Should any of the troops with Brigadier-General Waul be mounted they will continue so temporarily.
* * * * *
[By command of Major General J. B. Magruder:
E. P. TURNER,
HEADQUARTERS EXPEDITIONARY FORCES,
San Antonio, February 5, 1864.
Captain E. P. TURNER,
A. A. G., C. S. Army, Hdqrs. Major General J. B. Magruder:
CAPTAIN: I have the honor to report that no further intelligence has been received concerning the reported forward movement of the enemy. Colonel Baird and Rev. Mr. Chamberlain arrived from San Patricio yesterday, having left thre on the sc January. They had heard nothing of the Yankees in that vicinity. A courier from Colonel Benavides brings dates up to the 29th January, but no definite news. The courier, however, says Mexicans report the enemy moving up the country by way of Sal-del-Rey, in the direction of Laredo, and that they were at Santa Anita. It seems they have been gathering horses. I directed Colonel Baird to proceed with his command to the neighborhood of Fort Merrill, and for the present to assume command at that point; told him I would give him detailed instructions. He opposed no objections; he left for his camp without seeing me, but directed me a note declining to receive orders from me until the pending question of rank should be settled.
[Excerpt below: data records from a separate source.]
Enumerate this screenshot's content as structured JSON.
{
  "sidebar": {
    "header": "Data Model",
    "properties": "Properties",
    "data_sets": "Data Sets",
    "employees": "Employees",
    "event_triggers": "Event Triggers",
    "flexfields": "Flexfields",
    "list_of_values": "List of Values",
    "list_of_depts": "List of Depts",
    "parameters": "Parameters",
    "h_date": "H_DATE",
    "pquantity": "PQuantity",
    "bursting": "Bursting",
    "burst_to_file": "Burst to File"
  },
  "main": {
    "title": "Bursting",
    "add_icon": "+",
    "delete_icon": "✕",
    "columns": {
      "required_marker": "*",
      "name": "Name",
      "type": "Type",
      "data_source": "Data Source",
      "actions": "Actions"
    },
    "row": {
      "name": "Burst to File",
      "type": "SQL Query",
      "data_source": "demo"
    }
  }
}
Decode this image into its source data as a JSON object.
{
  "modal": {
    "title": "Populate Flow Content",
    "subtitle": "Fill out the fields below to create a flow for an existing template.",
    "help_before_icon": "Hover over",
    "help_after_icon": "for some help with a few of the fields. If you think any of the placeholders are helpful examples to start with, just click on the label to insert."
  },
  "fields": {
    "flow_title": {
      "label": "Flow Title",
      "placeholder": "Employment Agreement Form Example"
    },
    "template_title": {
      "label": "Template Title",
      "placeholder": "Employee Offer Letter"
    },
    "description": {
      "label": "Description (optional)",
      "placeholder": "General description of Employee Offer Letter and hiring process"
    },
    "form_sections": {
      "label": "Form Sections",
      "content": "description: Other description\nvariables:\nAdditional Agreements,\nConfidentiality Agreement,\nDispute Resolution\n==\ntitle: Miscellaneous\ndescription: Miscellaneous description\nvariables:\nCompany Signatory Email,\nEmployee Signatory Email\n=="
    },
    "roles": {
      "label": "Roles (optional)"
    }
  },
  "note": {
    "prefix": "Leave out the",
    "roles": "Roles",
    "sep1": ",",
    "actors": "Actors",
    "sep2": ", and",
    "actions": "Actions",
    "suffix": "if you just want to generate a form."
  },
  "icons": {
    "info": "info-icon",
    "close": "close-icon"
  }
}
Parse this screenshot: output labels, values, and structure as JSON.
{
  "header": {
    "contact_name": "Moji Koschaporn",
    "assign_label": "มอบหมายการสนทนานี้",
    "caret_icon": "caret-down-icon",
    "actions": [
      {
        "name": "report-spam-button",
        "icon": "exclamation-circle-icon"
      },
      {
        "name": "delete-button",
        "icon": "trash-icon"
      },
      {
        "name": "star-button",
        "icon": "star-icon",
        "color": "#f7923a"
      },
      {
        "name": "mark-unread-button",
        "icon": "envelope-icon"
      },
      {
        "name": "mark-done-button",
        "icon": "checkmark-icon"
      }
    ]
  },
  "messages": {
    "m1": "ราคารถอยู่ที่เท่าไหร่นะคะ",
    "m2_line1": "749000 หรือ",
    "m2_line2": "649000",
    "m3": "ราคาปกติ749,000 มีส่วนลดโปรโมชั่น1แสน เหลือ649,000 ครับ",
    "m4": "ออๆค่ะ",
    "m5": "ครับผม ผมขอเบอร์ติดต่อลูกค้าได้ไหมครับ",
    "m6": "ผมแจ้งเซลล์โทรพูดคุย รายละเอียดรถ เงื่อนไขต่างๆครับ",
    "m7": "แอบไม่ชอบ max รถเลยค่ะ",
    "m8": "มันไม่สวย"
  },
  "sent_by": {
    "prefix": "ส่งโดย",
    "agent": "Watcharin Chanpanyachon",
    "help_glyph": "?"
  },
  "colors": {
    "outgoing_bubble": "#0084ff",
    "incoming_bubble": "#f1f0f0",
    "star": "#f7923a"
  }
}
I replied, copies of which are herewith inclosed. I have no unkind remarks to make on the subject. I would have preferred for Colonel Baird to have raised the question at once, and not to have held it in abeyance until he had received arms, clothing, ammunition, money, &c., from my quartermaster.
Instructions have been forwarded to the proper officers to insure seizure and impressment of cattle and hogs, a copy of which is herewith inclosed.* The howitzers at Austin will be here shortly. Lieutenant Blow will also exchange Spanish muskets for Enfield rifles. Scouts are thorn out in front, and I hope to be able to ascertain the approach of the enemy in time to prepare to meet him.